by Emily St. John Mandel. A wide-ranging circular story with little to serve as a cohesive adhesive. Dense and beautiful in its style and prose, metaphorically rich. Yet. Lacking a certain heart or soul. Told from the perspective of several narrators. Vincent, a young girl and her unlikeable uninteresting addict half-brother Paul. They merge with other characters in a remote glass hotel on an isolated island off the coast of Vancouver. Both become enmeshed in a ripped-from-the headlines financial scheme, as they grow into quirky adults. Other eccentric characters bob… Read more The Glass Hotel →
Spent the day doing an inventory of all the books on my shelves.
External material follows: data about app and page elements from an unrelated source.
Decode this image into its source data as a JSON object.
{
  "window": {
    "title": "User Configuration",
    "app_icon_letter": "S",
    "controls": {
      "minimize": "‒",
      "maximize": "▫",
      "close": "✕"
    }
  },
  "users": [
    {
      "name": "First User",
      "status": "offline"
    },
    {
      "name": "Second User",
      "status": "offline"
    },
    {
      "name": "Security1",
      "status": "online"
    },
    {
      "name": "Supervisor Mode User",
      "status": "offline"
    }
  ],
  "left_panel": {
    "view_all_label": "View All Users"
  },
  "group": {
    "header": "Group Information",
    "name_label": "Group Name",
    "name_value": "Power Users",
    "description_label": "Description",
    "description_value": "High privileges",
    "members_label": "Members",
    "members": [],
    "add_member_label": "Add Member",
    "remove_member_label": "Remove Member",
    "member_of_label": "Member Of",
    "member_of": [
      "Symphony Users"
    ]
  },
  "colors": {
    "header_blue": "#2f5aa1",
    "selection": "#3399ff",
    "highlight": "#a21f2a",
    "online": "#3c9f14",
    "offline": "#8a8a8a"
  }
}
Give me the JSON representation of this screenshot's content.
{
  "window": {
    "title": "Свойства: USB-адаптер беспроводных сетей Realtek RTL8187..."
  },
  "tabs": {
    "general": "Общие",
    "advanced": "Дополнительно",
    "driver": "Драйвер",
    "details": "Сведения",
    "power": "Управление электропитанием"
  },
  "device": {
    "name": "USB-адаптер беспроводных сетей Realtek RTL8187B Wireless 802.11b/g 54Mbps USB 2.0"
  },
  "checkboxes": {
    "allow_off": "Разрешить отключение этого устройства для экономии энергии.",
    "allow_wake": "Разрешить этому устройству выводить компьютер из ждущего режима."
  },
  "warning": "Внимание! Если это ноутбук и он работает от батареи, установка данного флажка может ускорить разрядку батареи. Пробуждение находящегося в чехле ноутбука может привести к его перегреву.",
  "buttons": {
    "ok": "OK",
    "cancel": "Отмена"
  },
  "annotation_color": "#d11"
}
Made a list and alphabetized by author. It was a great distraction. See UWS Stacks page.
Ben Dolnick, who wrote The Ghost Notebooks, discusses the wonderment of books in New York Times Sunday Review.
by Chloe Benjamin. Self-fulfilled prophesies. Intriguing premise. Would you want to know the date of your death? Would you waste a long life or live dangerously a short one? Does the knowledge gnaw at you such that it’s a self-fulfilling prophecy? Benjamin treats each of these in the context of external forces. Does magic trump religion? Four siblings go to a fortune teller and take their fates away with them on a portentous day in the 1960’s NY. Takes them to San Francisco and Chicago. Well-drawn characters. The first half… Read more The Immortalists →
By Ben Dolnick. I started out loving Dolnick’s writing. Sharp-witted, insightful views of life. Crisp clear descriptions. Then both the writing and the story went awry. Into a depressing downward spiral of death and grief. Thought this was going to be about ghosts and the occult. If you want that, don’t get this. Only a little smattering of it at the end. Which was weak.
by Kate Greathead. Laura is an Upper East Sider with all of the usual old money trappings. Town home, private school, private family vacation peninsula. Her parents are typical. Father nice but remote. Mother somewhat interesting, but there is not enough of her. She seemed to have the most potential, but never came fully to life despite retrospective at her funeral. Laura’s brother Nick grows up to be hostile, but we are never sure why. Laura’s only passion seemed to be finding cheap stuff. Was hoping she’d discover love at… Read more Laura and Emma →
Carol Colitti Levine’s Reading List & Reviews 2010 – 2018